Pronouns badges can help other people learn and remember which pronouns to call you by. You could wear a badge, jewelry, accessory, or piece of clothing with your pronouns written on it. You can use craft materials to create your own badge, or you can buy one from craft workers.
Physical badges[edit | edit source]
There are many places you can buy physical pronoun badges from online.
- CwtshPride makes pronoun pins and lots of various feminist badges.
- Non-Newtonian Gender Fluid makes adhesive labels and pin-back badges that look like common "Hello My Name Is" stickers, but below your name, you have your pronouns. This can suit you if you want to remind people of your new name as well as your new pronouns. If you use a wet erase pen on the pin-back badges, you can change your name and pronouns as often as you need.

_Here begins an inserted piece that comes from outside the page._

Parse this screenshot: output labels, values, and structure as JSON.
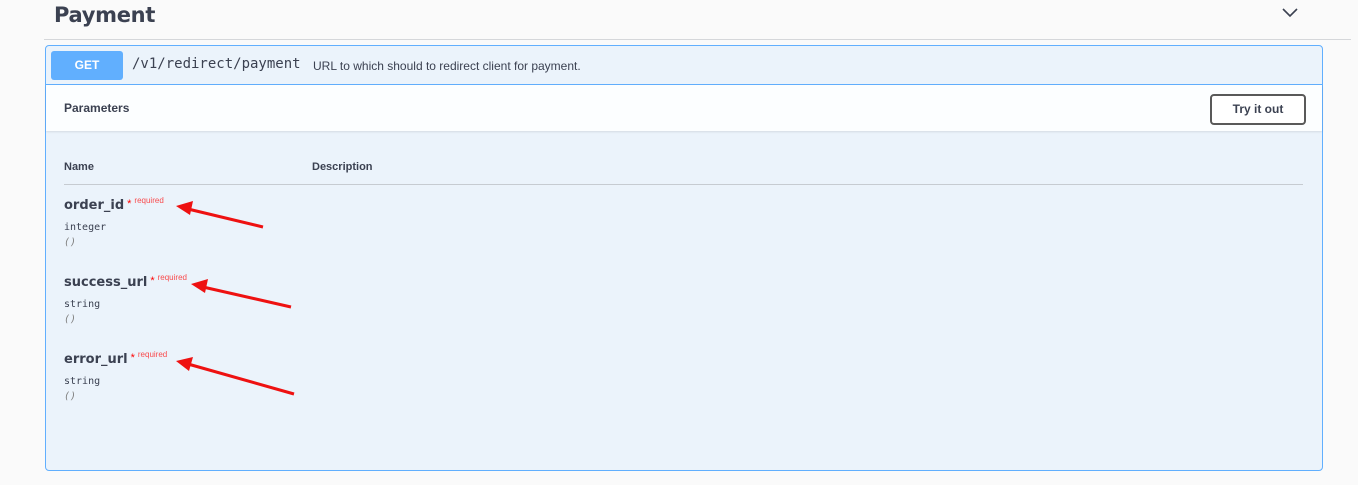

- Spacerobot Studio makes necklaces that have charms that you can flip over to show your current pronoun. This can suit you if you change your pronouns very often, because of being genderfluid, or just experimenting with what pronouns you like best.
- Hat's More Like It, and CometBirthmark make hand-knit hats with big pronouns on them.
The above list gives only a few examples of those who sell pronouns you can wear. If you search for "pronouns" on Etsy.com or Storenvy.com, you will likely find your pronouns on things by many more makers. You can find many who make printed pin-back badges, as well as punk-style hand-embroidered patches. Take some time to browse and find a badge that really says you. For an easy comparison, see a collection of many sellers that make pronoun accessories and clothing on the Wear Your Pronouns pinboard. To keep it short and not overwhelming, the pinboard shows only one or two pictures for each seller.
Virtual badges[edit | edit source]You can also wear a virtual badge by writing your pronouns in your profiles on the Internet. Although this may have started with nonbinary folks, it is becoming common practice for transgender and cisgender people alike to put their pronouns in their Internet profiles. Here is a made-up example of a Twitter profile that gives pronouns:
Mx Morgan Doe
Liberal Arts major, author. 23. Nonbinary. Pronouns: they, them, their, theirs, themself.
You can use the above example as a template for writing your own. If space is too limited to list all the forms of your pronoun, you can instead write only the nominative form of your pronoun ("Pronoun: they") or only the reflexive form ("Pronoun: themself"). The above example is also just right for the sidebar profile in sites such as Tumblr.com. On social networking web-sites that let you write longer profiles, you can tell more about your pronouns. For an example of how to write about them, use some traits from the template letter that is higher on this page. Limit your talk about your pronouns to a paragraph or two, at most.
In order to make it easier for people to put their pronouns in profiles with limited space, @morganastra and @thelseraphim created a web-site called Pronoun Island. Anyone can use it to create a link to a page that lists their pronouns and how to use them. For some pronouns that are built into the project, the web address is very short, so it's ideal for Twitter. People can also ask on Github for more pronouns to be added in the short form. If you want more flexibility, you could also try out Pronouny which is like a social network just for sharing pronouns and names (User:Falkirks made it).